■ WORK TO COMPLETE
Wherever a picture sits, omit it. Output the rest of the listing exactly.

[PROVIDED RECORDS Boundary: Start]

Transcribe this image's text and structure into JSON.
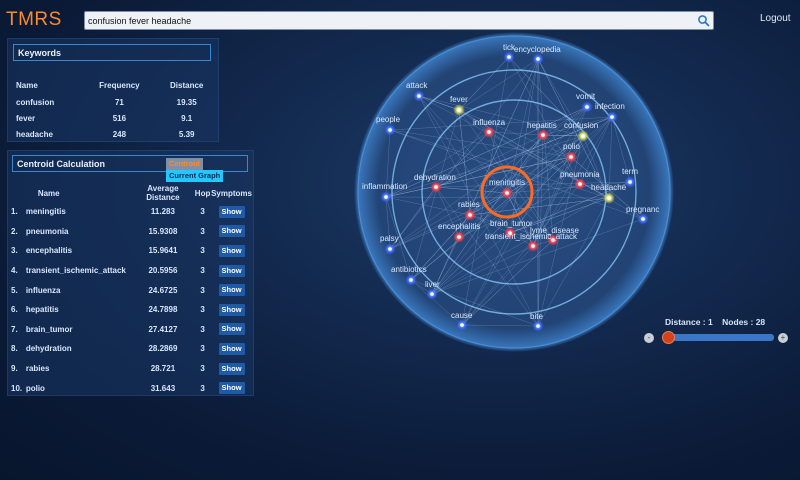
{
  "header": {
    "logo": "TMRS",
    "search_value": "confusion fever headache",
    "logout_label": "Logout"
  },
  "keywords": {
    "title": "Keywords",
    "columns": [
      "Name",
      "Frequency",
      "Distance"
    ],
    "rows": [
      {
        "name": "confusion",
        "frequency": "71",
        "distance": "19.35"
      },
      {
        "name": "fever",
        "frequency": "516",
        "distance": "9.1"
      },
      {
        "name": "headache",
        "frequency": "248",
        "distance": "5.39"
      }
    ]
  },
  "centroid": {
    "title": "Centroid Calculation",
    "tabs": [
      "Centroid",
      "Current Graph"
    ],
    "columns": [
      "Name",
      "Average Distance",
      "Hop",
      "Symptoms"
    ],
    "show_label": "Show",
    "rows": [
      {
        "num": "1.",
        "name": "meningitis",
        "avg": "11.283",
        "hop": "3"
      },
      {
        "num": "2.",
        "name": "pneumonia",
        "avg": "15.9308",
        "hop": "3"
      },
      {
        "num": "3.",
        "name": "encephalitis",
        "avg": "15.9641",
        "hop": "3"
      },
      {
        "num": "4.",
        "name": "transient_ischemic_attack",
        "avg": "20.5956",
        "hop": "3"
      },
      {
        "num": "5.",
        "name": "influenza",
        "avg": "24.6725",
        "hop": "3"
      },
      {
        "num": "6.",
        "name": "hepatitis",
        "avg": "24.7898",
        "hop": "3"
      },
      {
        "num": "7.",
        "name": "brain_tumor",
        "avg": "27.4127",
        "hop": "3"
      },
      {
        "num": "8.",
        "name": "dehydration",
        "avg": "28.2869",
        "hop": "3"
      },
      {
        "num": "9.",
        "name": "rabies",
        "avg": "28.721",
        "hop": "3"
      },
      {
        "num": "10.",
        "name": "polio",
        "avg": "31.643",
        "hop": "3"
      }
    ]
  },
  "graph": {
    "center": "meningitis",
    "inner_nodes": [
      "influenza",
      "hepatitis",
      "polio",
      "dehydration",
      "pneumonia",
      "rabies",
      "brain_tumor",
      "encephalitis",
      "lyme_disease",
      "transient_ischemic_attack"
    ],
    "keyword_nodes": [
      "fever",
      "confusion",
      "headache"
    ],
    "outer_nodes": [
      "tick",
      "encyclopedia",
      "attack",
      "vomit",
      "infection",
      "people",
      "inflammation",
      "term",
      "pregnancy",
      "palsy",
      "antibiotics",
      "liver",
      "cause",
      "bite"
    ],
    "colors": {
      "disease": "#ff3340",
      "keyword": "#d8e060",
      "term": "#2f6bff",
      "focus_ring": "#ff6a1e",
      "ring": "#6fb0e6"
    }
  },
  "slider": {
    "distance_label": "Distance : 1",
    "nodes_label": "Nodes : 28",
    "minus": "-",
    "plus": "+",
    "value_fraction": 0.0
  }
}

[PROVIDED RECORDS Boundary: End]

■ OUTPUT BELOW
Transcribe this image's text and structure into JSON.
{
  "header": {
    "logo": "TMRS",
    "search_value": "confusion fever headache",
    "logout_label": "Logout"
  },
  "keywords": {
    "title": "Keywords",
    "columns": [
      "Name",
      "Frequency",
      "Distance"
    ],
    "rows": [
      {
        "name": "confusion",
        "frequency": "71",
        "distance": "19.35"
      },
      {
        "name": "fever",
        "frequency": "516",
        "distance": "9.1"
      },
      {
        "name": "headache",
        "frequency": "248",
        "distance": "5.39"
      }
    ]
  },
  "centroid": {
    "title": "Centroid Calculation",
    "tabs": [
      "Centroid",
      "Current Graph"
    ],
    "columns": [
      "Name",
      "Average Distance",
      "Hop",
      "Symptoms"
    ],
    "show_label": "Show",
    "rows": [
      {
        "num": "1.",
        "name": "meningitis",
        "avg": "11.283",
        "hop": "3"
      },
      {
        "num": "2.",
        "name": "pneumonia",
        "avg": "15.9308",
        "hop": "3"
      },
      {
        "num": "3.",
        "name": "encephalitis",
        "avg": "15.9641",
        "hop": "3"
      },
      {
        "num": "4.",
        "name": "transient_ischemic_attack",
        "avg": "20.5956",
        "hop": "3"
      },
      {
        "num": "5.",
        "name": "influenza",
        "avg": "24.6725",
        "hop": "3"
      },
      {
        "num": "6.",
        "name": "hepatitis",
        "avg": "24.7898",
        "hop": "3"
      },
      {
        "num": "7.",
        "name": "brain_tumor",
        "avg": "27.4127",
        "hop": "3"
      },
      {
        "num": "8.",
        "name": "dehydration",
        "avg": "28.2869",
        "hop": "3"
      },
      {
        "num": "9.",
        "name": "rabies",
        "avg": "28.721",
        "hop": "3"
      },
      {
        "num": "10.",
        "name": "polio",
        "avg": "31.643",
        "hop": "3"
      }
    ]
  },
  "graph": {
    "center": "meningitis",
    "inner_nodes": [
      "influenza",
      "hepatitis",
      "polio",
      "dehydration",
      "pneumonia",
      "rabies",
      "brain_tumor",
      "encephalitis",
      "lyme_disease",
      "transient_ischemic_attack"
    ],
    "keyword_nodes": [
      "fever",
      "confusion",
      "headache"
    ],
    "outer_nodes": [
      "tick",
      "encyclopedia",
      "attack",
      "vomit",
      "infection",
      "people",
      "inflammation",
      "term",
      "pregnancy",
      "palsy",
      "antibiotics",
      "liver",
      "cause",
      "bite"
    ],
    "colors": {
      "disease": "#ff3340",
      "keyword": "#d8e060",
      "term": "#2f6bff",
      "focus_ring": "#ff6a1e",
      "ring": "#6fb0e6"
    }
  },
  "slider": {
    "distance_label": "Distance : 1",
    "nodes_label": "Nodes : 28",
    "minus": "-",
    "plus": "+",
    "value_fraction": 0.0
  }
}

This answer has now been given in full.